Media reports of Jay Leno’s last hurrah on his “Tonight Show” last night noted that football pro-turned-movie comic and ad pitchman, now Nevada convict, O.J. Simpson was the celebrity who was the most frequent butt of Leno’s jokes.
That brought back memories for me, most of which included Simpson criminal trial judge Lance Ito. Leno’s jokes and what became the iconic Dancing Itos are what the public knows about the Leno-Simpson connection.
Unknown to most was the behind-the-scenes connection, which included Leno’s private performance at a sheriff’s academy for the members of the Simpson jury.
How that came about is detailed on pages 115 and 120 of my book, Anatomy of a Trial: Public Loss, Lessons Learned from The People vs. O.J. Simpson.
Most memorable for me, related to that event, was Leno calling me himself, instead of having a member of his staff do it for him. In all of my years as a newspaper reporter and editor and as director of public information for the Los Angeles courts, that was a first. In all other instances in which I either initiated a call to a celebrity or a celebrity was getting back to me, it was always one of the celebrity’s “people” doing the calling or taking my call.
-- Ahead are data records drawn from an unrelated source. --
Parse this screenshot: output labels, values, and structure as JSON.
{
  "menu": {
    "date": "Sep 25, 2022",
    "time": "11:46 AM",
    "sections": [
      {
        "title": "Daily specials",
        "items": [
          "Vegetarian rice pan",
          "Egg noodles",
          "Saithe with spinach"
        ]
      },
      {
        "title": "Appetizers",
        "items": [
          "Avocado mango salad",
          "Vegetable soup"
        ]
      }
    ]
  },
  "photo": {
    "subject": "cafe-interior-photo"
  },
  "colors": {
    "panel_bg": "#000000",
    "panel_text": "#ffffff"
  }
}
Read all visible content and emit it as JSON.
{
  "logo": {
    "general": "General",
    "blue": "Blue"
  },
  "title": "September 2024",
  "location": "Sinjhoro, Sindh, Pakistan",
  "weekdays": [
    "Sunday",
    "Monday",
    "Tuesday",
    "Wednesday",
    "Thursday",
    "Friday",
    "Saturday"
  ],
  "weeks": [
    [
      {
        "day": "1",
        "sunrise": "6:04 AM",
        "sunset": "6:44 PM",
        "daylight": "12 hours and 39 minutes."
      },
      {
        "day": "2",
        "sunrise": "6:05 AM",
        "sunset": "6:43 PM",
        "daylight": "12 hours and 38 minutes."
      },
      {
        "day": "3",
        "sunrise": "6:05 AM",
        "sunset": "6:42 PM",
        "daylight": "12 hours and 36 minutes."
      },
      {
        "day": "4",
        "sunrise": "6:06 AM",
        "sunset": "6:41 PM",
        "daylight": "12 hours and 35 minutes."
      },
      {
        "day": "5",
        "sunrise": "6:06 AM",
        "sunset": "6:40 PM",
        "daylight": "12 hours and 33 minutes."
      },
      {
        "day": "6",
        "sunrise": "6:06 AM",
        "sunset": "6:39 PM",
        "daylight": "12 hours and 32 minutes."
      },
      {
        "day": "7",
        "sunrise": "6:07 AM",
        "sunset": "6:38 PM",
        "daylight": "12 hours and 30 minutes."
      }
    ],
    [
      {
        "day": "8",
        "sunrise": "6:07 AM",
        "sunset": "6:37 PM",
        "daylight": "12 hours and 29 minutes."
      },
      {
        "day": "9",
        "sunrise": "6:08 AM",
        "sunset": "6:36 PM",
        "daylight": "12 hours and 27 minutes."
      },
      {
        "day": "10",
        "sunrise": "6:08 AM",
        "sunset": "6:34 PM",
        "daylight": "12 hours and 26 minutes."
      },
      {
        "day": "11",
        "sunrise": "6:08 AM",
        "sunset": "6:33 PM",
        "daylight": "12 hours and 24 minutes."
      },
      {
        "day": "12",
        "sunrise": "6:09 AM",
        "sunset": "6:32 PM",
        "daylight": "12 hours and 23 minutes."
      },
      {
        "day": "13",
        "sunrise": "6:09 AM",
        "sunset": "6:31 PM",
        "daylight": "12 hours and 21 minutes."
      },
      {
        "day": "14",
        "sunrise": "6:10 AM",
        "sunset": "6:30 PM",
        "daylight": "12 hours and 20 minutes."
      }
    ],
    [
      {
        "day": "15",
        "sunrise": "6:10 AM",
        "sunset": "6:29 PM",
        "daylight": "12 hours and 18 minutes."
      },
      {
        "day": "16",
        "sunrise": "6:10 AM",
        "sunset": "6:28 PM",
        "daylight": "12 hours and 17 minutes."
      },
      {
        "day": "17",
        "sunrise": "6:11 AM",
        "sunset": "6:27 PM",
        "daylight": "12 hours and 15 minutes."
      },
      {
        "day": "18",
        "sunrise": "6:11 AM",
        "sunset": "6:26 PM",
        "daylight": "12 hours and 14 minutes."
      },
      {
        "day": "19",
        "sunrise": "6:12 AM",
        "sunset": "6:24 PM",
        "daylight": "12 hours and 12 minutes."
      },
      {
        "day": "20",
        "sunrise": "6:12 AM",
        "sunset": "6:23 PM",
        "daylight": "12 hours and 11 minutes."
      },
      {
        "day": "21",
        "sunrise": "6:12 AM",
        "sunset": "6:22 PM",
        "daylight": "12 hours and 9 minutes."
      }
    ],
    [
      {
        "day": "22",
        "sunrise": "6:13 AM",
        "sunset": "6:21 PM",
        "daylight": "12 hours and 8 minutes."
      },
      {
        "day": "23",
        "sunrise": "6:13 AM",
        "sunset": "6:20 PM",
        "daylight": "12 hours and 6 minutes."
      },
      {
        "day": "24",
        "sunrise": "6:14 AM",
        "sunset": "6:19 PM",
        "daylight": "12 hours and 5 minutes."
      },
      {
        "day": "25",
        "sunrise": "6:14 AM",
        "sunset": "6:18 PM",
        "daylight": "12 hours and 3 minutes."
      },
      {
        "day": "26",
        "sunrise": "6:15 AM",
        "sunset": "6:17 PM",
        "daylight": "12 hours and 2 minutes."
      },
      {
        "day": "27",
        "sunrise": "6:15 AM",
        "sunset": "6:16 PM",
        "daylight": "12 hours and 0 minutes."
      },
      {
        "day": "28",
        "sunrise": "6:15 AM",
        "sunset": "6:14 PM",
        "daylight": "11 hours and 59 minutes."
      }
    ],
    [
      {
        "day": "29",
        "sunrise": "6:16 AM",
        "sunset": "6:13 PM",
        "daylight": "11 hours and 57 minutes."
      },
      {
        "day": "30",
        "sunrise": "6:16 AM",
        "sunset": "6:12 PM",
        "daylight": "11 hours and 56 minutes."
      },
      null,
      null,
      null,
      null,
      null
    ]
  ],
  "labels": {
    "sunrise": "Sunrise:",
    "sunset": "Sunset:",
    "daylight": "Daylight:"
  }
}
The fact that Leno handled his own calls himself — at least he did mine and I have no reason to think that was an anomaly — put him in a class above the rest.
I’ve been a regular Leno viewer for many years, and had the opportunity to give him a copy of Anatomy, which was memorialized by this photo.
I’ll miss him on the “Tonight Show” and hope to see him in other entertainment venues in the future.